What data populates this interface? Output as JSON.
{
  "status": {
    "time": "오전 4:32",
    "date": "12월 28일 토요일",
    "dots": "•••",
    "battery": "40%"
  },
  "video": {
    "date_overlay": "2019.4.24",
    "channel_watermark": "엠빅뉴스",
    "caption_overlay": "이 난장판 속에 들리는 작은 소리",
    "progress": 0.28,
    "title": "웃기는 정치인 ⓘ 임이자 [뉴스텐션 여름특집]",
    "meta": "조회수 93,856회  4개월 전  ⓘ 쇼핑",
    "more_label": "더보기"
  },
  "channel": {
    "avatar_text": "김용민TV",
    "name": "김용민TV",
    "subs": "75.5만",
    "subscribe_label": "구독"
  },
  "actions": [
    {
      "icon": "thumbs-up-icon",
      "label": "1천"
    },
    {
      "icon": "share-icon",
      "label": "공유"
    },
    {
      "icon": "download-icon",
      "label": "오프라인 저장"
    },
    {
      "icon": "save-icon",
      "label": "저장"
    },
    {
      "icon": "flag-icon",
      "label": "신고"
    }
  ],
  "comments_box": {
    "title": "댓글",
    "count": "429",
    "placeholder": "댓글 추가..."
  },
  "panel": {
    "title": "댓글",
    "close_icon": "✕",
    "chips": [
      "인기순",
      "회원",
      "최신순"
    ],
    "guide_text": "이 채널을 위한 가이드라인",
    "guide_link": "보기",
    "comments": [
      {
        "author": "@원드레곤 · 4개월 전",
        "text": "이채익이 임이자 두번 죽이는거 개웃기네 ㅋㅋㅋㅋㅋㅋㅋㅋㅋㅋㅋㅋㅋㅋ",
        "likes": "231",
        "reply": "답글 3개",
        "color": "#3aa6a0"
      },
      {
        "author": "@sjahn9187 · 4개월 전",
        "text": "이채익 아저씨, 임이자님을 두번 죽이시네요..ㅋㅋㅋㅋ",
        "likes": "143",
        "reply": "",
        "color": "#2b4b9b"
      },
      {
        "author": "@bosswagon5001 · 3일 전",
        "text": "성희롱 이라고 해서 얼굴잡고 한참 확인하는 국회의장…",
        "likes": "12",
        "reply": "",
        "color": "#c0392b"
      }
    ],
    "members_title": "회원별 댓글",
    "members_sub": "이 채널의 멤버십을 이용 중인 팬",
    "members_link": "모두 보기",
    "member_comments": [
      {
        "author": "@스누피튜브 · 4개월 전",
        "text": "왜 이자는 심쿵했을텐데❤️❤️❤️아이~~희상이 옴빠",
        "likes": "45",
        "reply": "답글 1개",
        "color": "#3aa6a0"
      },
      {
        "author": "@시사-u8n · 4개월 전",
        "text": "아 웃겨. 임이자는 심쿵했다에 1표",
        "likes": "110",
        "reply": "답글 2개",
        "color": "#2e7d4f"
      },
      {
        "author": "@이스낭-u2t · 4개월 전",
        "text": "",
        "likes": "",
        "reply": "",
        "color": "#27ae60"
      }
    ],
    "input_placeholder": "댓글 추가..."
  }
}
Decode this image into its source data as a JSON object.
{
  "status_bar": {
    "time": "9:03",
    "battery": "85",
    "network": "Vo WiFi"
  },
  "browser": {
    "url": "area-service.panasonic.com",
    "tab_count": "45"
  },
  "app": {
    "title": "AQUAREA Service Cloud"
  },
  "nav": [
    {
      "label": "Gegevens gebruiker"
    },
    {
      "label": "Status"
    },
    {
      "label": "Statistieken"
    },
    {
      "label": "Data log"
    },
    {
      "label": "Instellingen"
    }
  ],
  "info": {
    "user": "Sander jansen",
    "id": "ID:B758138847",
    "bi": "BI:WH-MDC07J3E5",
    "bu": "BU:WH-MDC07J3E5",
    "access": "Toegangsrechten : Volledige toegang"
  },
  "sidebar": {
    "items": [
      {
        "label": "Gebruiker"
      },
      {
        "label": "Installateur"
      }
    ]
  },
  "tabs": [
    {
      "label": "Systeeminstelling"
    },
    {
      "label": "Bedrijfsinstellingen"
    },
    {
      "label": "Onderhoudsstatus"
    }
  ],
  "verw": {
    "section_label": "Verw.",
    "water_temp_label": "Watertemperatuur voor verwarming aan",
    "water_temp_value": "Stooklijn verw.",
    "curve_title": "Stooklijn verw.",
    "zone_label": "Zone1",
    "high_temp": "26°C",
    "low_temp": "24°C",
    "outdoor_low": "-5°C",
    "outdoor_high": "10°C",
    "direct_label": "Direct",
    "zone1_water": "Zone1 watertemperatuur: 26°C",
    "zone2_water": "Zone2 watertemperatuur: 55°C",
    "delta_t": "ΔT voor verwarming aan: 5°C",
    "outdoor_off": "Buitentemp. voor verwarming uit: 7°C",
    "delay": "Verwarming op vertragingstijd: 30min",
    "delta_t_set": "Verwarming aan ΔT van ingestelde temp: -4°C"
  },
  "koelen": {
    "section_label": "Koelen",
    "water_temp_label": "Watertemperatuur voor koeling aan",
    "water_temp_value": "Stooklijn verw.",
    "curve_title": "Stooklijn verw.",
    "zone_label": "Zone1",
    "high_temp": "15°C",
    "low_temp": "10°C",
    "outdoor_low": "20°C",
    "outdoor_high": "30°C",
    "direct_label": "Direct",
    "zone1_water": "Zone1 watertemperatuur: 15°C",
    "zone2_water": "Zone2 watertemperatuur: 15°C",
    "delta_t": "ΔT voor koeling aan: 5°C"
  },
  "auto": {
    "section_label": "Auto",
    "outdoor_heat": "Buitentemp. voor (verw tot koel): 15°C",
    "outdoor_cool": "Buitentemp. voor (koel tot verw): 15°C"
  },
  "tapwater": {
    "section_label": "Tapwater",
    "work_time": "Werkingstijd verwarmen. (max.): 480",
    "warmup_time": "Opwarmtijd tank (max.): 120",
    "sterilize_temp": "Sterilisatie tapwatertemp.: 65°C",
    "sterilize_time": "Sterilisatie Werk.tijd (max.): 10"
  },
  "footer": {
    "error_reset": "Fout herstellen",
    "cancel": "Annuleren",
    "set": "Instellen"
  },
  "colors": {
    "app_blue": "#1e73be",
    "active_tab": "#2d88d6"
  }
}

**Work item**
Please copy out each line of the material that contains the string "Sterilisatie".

**Exercise solution**
    "sterilize_temp": "Sterilisatie tapwatertemp.: 65°C",
    "sterilize_time": "Sterilisatie Werk.tijd (max.): 10"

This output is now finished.